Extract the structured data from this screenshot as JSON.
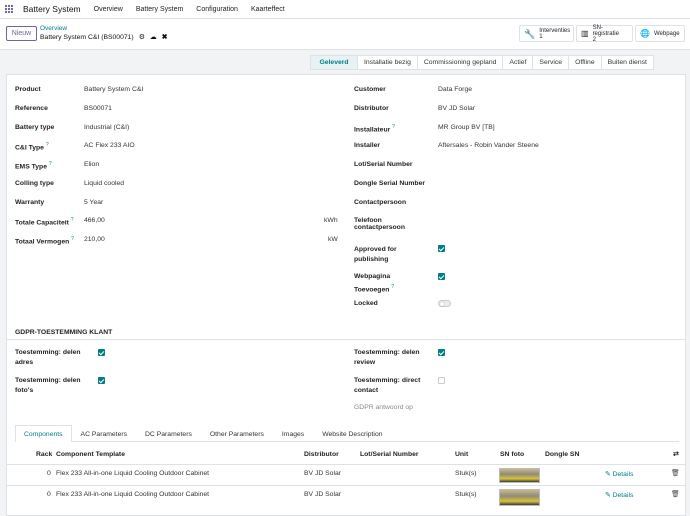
{
  "topbar": {
    "brand": "Battery System",
    "menu": [
      "Overview",
      "Battery System",
      "Configuration",
      "Kaarteffect"
    ]
  },
  "control": {
    "new_label": "Nieuw",
    "breadcrumb": "Overview",
    "record": "Battery System C&I (BS00071)"
  },
  "smart_buttons": [
    {
      "label": "Interventies",
      "count": "1"
    },
    {
      "label": "SN-registratie",
      "count": "2"
    },
    {
      "label": "Webpage",
      "count": ""
    }
  ],
  "statusbar": {
    "stages": [
      "Geleverd",
      "Installatie bezig",
      "Commissioning gepland",
      "Actief",
      "Service",
      "Offline",
      "Buiten dienst"
    ],
    "active": "Geleverd"
  },
  "left_fields": [
    {
      "label": "Product",
      "help": "",
      "value": "Battery System C&I",
      "unit": ""
    },
    {
      "label": "Reference",
      "help": "",
      "value": "BS00071",
      "unit": ""
    },
    {
      "label": "Battery type",
      "help": "",
      "value": "Industrial (C&I)",
      "unit": ""
    },
    {
      "label": "C&I Type",
      "help": "?",
      "value": "AC Flex 233 AIO",
      "unit": ""
    },
    {
      "label": "EMS Type",
      "help": "?",
      "value": "Elion",
      "unit": ""
    },
    {
      "label": "Colling type",
      "help": "",
      "value": "Liquid cooled",
      "unit": ""
    },
    {
      "label": "Warranty",
      "help": "",
      "value": "5 Year",
      "unit": ""
    },
    {
      "label": "Totale Capaciteit",
      "help": "?",
      "value": "466,00",
      "unit": "kWh"
    },
    {
      "label": "Totaal Vermogen",
      "help": "?",
      "value": "210,00",
      "unit": "kW"
    }
  ],
  "right_fields": {
    "customer": {
      "label": "Customer",
      "value": "Data Forge"
    },
    "distributor": {
      "label": "Distributor",
      "value": "BV JD Solar"
    },
    "installateur": {
      "label": "Installateur",
      "help": "?",
      "value": "MR Group BV [TB]"
    },
    "installer": {
      "label": "Installer",
      "value": "Aftersales - Robin Vander Steene"
    },
    "lot": {
      "label": "Lot/Serial Number",
      "value": ""
    },
    "dongle": {
      "label": "Dongle Serial Number",
      "value": ""
    },
    "contact": {
      "label": "Contactpersoon",
      "value": ""
    },
    "telefoon": {
      "label1": "Telefoon",
      "label2": "contactpersoon",
      "value": ""
    },
    "approved": {
      "label1": "Approved for",
      "label2": "publishing",
      "checked": true
    },
    "webpagina": {
      "label1": "Webpagina",
      "label2": "Toevoegen",
      "help": "?",
      "checked": true
    },
    "locked": {
      "label": "Locked",
      "on": false
    }
  },
  "gdpr": {
    "title": "GDPR-TOESTEMMING KLANT",
    "items": [
      {
        "label1": "Toestemming: delen",
        "label2": "adres",
        "checked": true
      },
      {
        "label1": "Toestemming: delen",
        "label2": "foto's",
        "checked": true
      },
      {
        "label1": "Toestemming: delen",
        "label2": "review",
        "checked": true
      },
      {
        "label1": "Toestemming: direct",
        "label2": "contact",
        "checked": false
      }
    ],
    "antwoord": "GDPR antwoord op"
  },
  "tabs": [
    "Components",
    "AC Parameters",
    "DC Parameters",
    "Other Parameters",
    "Images",
    "Website Description"
  ],
  "table": {
    "headers": {
      "rack": "Rack",
      "template": "Component Template",
      "distributor": "Distributor",
      "lot": "Lot/Serial Number",
      "unit": "Unit",
      "sn_foto": "SN foto",
      "dongle": "Dongle SN"
    },
    "rows": [
      {
        "rack": "0",
        "template": "Flex 233 All-in-one Liquid Cooling Outdoor Cabinet",
        "distributor": "BV JD Solar",
        "lot": "",
        "unit": "Stuk(s)",
        "details": "Details"
      },
      {
        "rack": "0",
        "template": "Flex 233 All-in-one Liquid Cooling Outdoor Cabinet",
        "distributor": "BV JD Solar",
        "lot": "",
        "unit": "Stuk(s)",
        "details": "Details"
      }
    ]
  }
}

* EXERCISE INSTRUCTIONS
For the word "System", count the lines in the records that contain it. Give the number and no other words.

* ANSWER TO THIS EXERCISE
4